    • An assessment on the level of excess in an electrical, mechanical or plumbing system can be made to determine what portion is required strictly for the operation and maintenance of the base building structure. Very often this excess capacity is designed into the system to be able to accommodate the special needs of the business.
  3. Assessment of Special Use Assets:
    • There are numerous assets in most facilities that can be accelerated solely because of their "use". Electrical services to manufacturing or process related equipment, special plumbing or ventilation equipment dedicated to support the operation of equipment should be assessed to determine their extent.
  4. Assessment of Land Improvements:
    • There are assets such as parking, curbing, shrubs, walls, fences, lighting systems, drainage systems can be priced and accelerated. For example, storm water collection systems qualify as a land improvement and perhaps 95% is "invisible". As a result, if plans and drawings are not available, the engineer must reconstruct the entire system on paper and then price it.
  5. Assessment of Allocated Costs:
    • A percentage of the construction related soft costs can be reallocated to the shorter depreciable schedule. These soft costs will usually amount to 14% - 20% of the total projects cost and may be reallocated on a proportional basis to 5, 7 and 15 year property. These costs will often include General Conditions and Contractors Profit and Overhead. For example, a hotel with a $4,000,000 depreciable cost basis may have $600,000 in "soft" costs - (15%). If our engineer is able to accelerate 40% of the total project costs, then 40% of the soft costs ($600,000) can be accelerated. In this example, $240,000 of soft costs would be available for accelerated depreciation.

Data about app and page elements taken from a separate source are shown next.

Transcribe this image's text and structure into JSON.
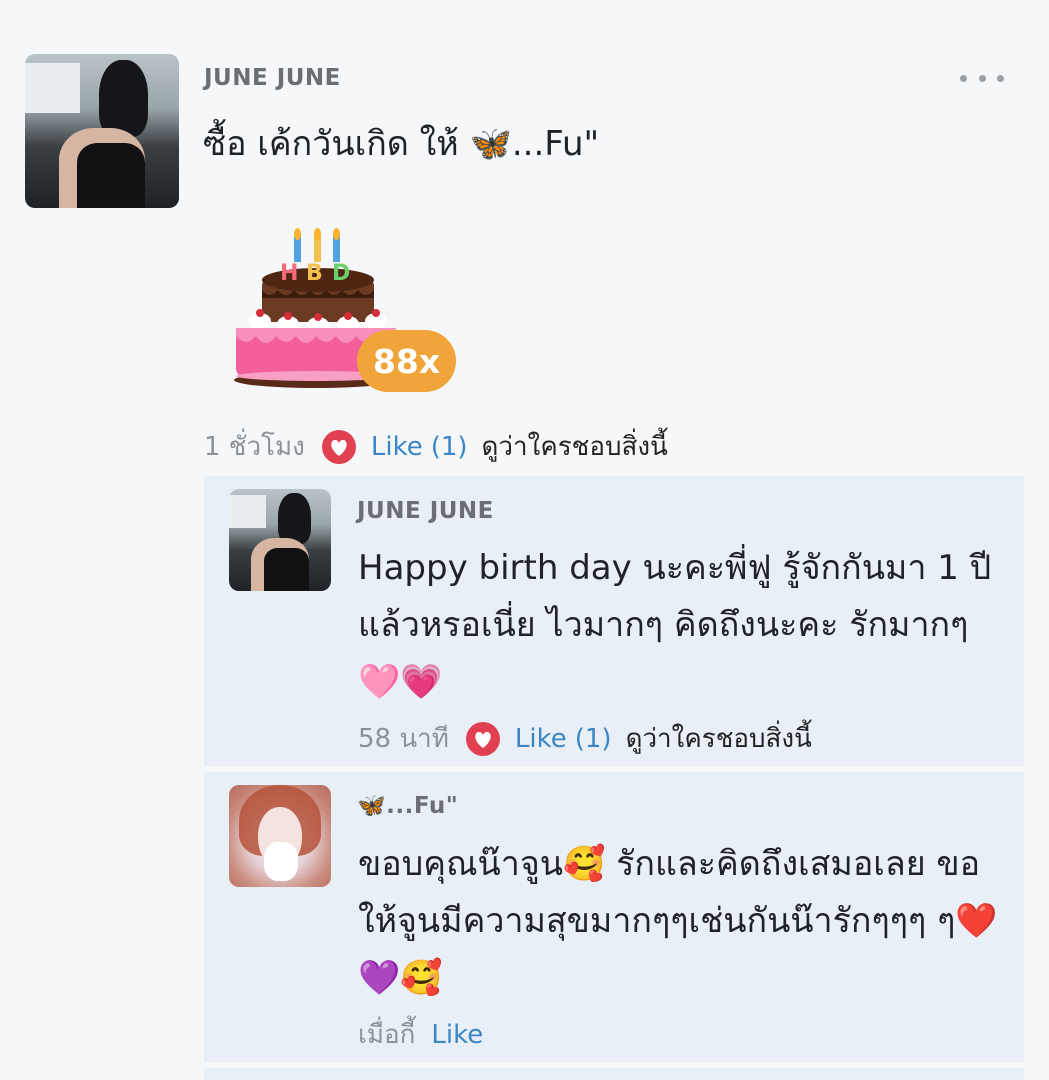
{
  "post": {
    "author": "JUNE JUNE",
    "text": "ซื้อ เค้กวันเกิด ให้ 🦋...Fu\"",
    "sticker": {
      "name": "birthday-cake-sticker",
      "cake_letters": "HBD",
      "badge": "88x"
    },
    "time": "1 ชั่วโมง",
    "like_label": "Like",
    "like_count": "(1)",
    "who_likes": "ดูว่าใครชอบสิ่งนี้"
  },
  "comments": [
    {
      "author": "JUNE JUNE",
      "text": "Happy birth day นะคะพี่ฟู รู้จักกันมา 1 ปี แล้วหรอเนี่ย ไวมากๆ คิดถึงนะคะ รักมากๆ 🩷💗",
      "time": "58 นาที",
      "like_label": "Like",
      "like_count": "(1)",
      "who_likes": "ดูว่าใครชอบสิ่งนี้"
    },
    {
      "author": "🦋...Fu\"",
      "text": "ขอบคุณน๊าจูน🥰 รักและคิดถึงเสมอเลย ขอให้จูนมีความสุขมากๆๆเช่นกันน๊ารักๆๆๆ ๆ❤️💜🥰",
      "time": "เมื่อกี้",
      "like_label": "Like"
    }
  ],
  "colors": {
    "background": "#f6f7f9",
    "comment_bg": "#e8eff7",
    "link_blue": "#3b86c4",
    "like_red": "#e0404f",
    "badge_orange": "#f0a43a",
    "muted_gray": "#8c9196"
  }
}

Summary - Engineering Process:

Because a cost segregation study is really an engineering and financial analysis activity, the IRS strongly suggests that a third party qualified engineering consulting firm perform the study. The IRS stated the following in a memorandum, "Most tax practitioners do not have the necessary expertise to conduct a cost segregation study which is acceptable to the IRS. The standards for such studies are high (see LTR 199921045). Thus, it is generally advisable to work with an outside consultant who specializes in this area."

Bedford engineers are technically competent in this specialized field to satisfy the "expert witness" requirements, should the IRS or their engineers ever challenge the study.

In summary, our "Engineering Process" ensures that we identify all the qualifying assets. As a result, our CPA clients have told us that we deliver the highest tax savings yield and most thorough, comprehensive & detailed report in the industry. In fact, that's our goal? setting the technical excellence standard for the industry. That's validated over and over again by the fact that our client CPA firms (who in aggregate employ thousands of CPA's) engage us to do their cost segregation work.